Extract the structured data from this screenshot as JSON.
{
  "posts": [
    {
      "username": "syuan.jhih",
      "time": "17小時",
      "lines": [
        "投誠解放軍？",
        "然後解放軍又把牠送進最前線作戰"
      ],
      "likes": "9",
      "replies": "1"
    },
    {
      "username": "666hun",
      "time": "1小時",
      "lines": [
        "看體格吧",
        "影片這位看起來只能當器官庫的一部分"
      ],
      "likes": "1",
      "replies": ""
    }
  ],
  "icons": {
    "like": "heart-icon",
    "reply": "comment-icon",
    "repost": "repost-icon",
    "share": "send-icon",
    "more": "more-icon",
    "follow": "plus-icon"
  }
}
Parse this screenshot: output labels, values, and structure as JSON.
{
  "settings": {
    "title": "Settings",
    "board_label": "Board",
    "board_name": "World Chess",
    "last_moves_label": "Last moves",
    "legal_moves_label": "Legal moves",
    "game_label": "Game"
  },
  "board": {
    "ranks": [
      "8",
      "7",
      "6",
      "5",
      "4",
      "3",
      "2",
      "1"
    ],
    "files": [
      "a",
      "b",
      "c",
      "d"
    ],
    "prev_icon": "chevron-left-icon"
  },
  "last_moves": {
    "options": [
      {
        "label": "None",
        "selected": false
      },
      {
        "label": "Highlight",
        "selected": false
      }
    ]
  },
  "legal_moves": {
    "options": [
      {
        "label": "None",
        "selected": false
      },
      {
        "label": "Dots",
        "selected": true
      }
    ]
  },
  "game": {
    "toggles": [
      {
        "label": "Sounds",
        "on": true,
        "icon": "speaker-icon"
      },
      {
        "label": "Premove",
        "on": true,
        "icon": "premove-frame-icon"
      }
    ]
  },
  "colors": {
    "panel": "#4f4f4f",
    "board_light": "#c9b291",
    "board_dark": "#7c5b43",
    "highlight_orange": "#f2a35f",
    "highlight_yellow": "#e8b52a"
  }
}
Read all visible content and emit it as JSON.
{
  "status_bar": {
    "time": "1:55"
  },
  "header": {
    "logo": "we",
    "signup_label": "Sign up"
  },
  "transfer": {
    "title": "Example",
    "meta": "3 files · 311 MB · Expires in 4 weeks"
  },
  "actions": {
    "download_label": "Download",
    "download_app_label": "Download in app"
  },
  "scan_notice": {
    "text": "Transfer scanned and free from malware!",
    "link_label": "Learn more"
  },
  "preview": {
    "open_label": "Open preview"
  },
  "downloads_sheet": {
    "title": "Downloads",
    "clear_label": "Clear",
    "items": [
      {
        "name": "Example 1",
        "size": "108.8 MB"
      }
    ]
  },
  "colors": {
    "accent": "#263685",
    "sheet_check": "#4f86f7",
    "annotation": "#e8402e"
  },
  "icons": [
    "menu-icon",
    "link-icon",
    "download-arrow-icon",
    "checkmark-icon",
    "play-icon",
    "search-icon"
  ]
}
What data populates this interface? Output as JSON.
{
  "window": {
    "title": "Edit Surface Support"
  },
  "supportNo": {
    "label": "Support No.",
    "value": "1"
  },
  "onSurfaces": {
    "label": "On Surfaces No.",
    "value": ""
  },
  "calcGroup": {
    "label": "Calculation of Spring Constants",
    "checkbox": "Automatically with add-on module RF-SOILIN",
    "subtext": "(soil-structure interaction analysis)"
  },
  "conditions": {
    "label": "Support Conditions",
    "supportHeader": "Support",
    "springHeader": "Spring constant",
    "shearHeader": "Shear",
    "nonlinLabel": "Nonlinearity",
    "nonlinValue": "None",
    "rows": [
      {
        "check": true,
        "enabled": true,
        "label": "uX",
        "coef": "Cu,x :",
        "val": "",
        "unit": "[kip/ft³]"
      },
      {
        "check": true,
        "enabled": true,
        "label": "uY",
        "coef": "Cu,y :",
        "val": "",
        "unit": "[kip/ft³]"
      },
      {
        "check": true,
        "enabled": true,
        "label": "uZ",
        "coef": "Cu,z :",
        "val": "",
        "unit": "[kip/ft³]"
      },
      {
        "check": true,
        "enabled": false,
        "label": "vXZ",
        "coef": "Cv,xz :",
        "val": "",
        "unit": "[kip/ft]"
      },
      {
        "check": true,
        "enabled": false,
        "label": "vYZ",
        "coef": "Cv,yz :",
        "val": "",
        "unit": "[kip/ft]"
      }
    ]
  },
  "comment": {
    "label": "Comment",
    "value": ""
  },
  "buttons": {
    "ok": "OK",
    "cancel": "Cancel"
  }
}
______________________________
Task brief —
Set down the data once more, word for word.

Your response —
Extract the structured data from this screenshot as JSON.
{
  "posts": [
    {
      "username": "syuan.jhih",
      "time": "17小時",
      "lines": [
        "投誠解放軍？",
        "然後解放軍又把牠送進最前線作戰"
      ],
      "likes": "9",
      "replies": "1"
    },
    {
      "username": "666hun",
      "time": "1小時",
      "lines": [
        "看體格吧",
        "影片這位看起來只能當器官庫的一部分"
      ],
      "likes": "1",
      "replies": ""
    }
  ],
  "icons": {
    "like": "heart-icon",
    "reply": "comment-icon",
    "repost": "repost-icon",
    "share": "send-icon",
    "more": "more-icon",
    "follow": "plus-icon"
  }
}
Parse this screenshot: output labels, values, and structure as JSON.
{
  "settings": {
    "title": "Settings",
    "board_label": "Board",
    "board_name": "World Chess",
    "last_moves_label": "Last moves",
    "legal_moves_label": "Legal moves",
    "game_label": "Game"
  },
  "board": {
    "ranks": [
      "8",
      "7",
      "6",
      "5",
      "4",
      "3",
      "2",
      "1"
    ],
    "files": [
      "a",
      "b",
      "c",
      "d"
    ],
    "prev_icon": "chevron-left-icon"
  },
  "last_moves": {
    "options": [
      {
        "label": "None",
        "selected": false
      },
      {
        "label": "Highlight",
        "selected": false
      }
    ]
  },
  "legal_moves": {
    "options": [
      {
        "label": "None",
        "selected": false
      },
      {
        "label": "Dots",
        "selected": true
      }
    ]
  },
  "game": {
    "toggles": [
      {
        "label": "Sounds",
        "on": true,
        "icon": "speaker-icon"
      },
      {
        "label": "Premove",
        "on": true,
        "icon": "premove-frame-icon"
      }
    ]
  },
  "colors": {
    "panel": "#4f4f4f",
    "board_light": "#c9b291",
    "board_dark": "#7c5b43",
    "highlight_orange": "#f2a35f",
    "highlight_yellow": "#e8b52a"
  }
}
Read all visible content and emit it as JSON.
{
  "status_bar": {
    "time": "1:55"
  },
  "header": {
    "logo": "we",
    "signup_label": "Sign up"
  },
  "transfer": {
    "title": "Example",
    "meta": "3 files · 311 MB · Expires in 4 weeks"
  },
  "actions": {
    "download_label": "Download",
    "download_app_label": "Download in app"
  },
  "scan_notice": {
    "text": "Transfer scanned and free from malware!",
    "link_label": "Learn more"
  },
  "preview": {
    "open_label": "Open preview"
  },
  "downloads_sheet": {
    "title": "Downloads",
    "clear_label": "Clear",
    "items": [
      {
        "name": "Example 1",
        "size": "108.8 MB"
      }
    ]
  },
  "colors": {
    "accent": "#263685",
    "sheet_check": "#4f86f7",
    "annotation": "#e8402e"
  },
  "icons": [
    "menu-icon",
    "link-icon",
    "download-arrow-icon",
    "checkmark-icon",
    "play-icon",
    "search-icon"
  ]
}
What data populates this interface? Output as JSON.
{
  "window": {
    "title": "Edit Surface Support"
  },
  "supportNo": {
    "label": "Support No.",
    "value": "1"
  },
  "onSurfaces": {
    "label": "On Surfaces No.",
    "value": ""
  },
  "calcGroup": {
    "label": "Calculation of Spring Constants",
    "checkbox": "Automatically with add-on module RF-SOILIN",
    "subtext": "(soil-structure interaction analysis)"
  },
  "conditions": {
    "label": "Support Conditions",
    "supportHeader": "Support",
    "springHeader": "Spring constant",
    "shearHeader": "Shear",
    "nonlinLabel": "Nonlinearity",
    "nonlinValue": "None",
    "rows": [
      {
        "check": true,
        "enabled": true,
        "label": "uX",
        "coef": "Cu,x :",
        "val": "",
        "unit": "[kip/ft³]"
      },
      {
        "check": true,
        "enabled": true,
        "label": "uY",
        "coef": "Cu,y :",
        "val": "",
        "unit": "[kip/ft³]"
      },
      {
        "check": true,
        "enabled": true,
        "label": "uZ",
        "coef": "Cu,z :",
        "val": "",
        "unit": "[kip/ft³]"
      },
      {
        "check": true,
        "enabled": false,
        "label": "vXZ",
        "coef": "Cv,xz :",
        "val": "",
        "unit": "[kip/ft]"
      },
      {
        "check": true,
        "enabled": false,
        "label": "vYZ",
        "coef": "Cv,yz :",
        "val": "",
        "unit": "[kip/ft]"
      }
    ]
  },
  "comment": {
    "label": "Comment",
    "value": ""
  },
  "buttons": {
    "ok": "OK",
    "cancel": "Cancel"
  }
}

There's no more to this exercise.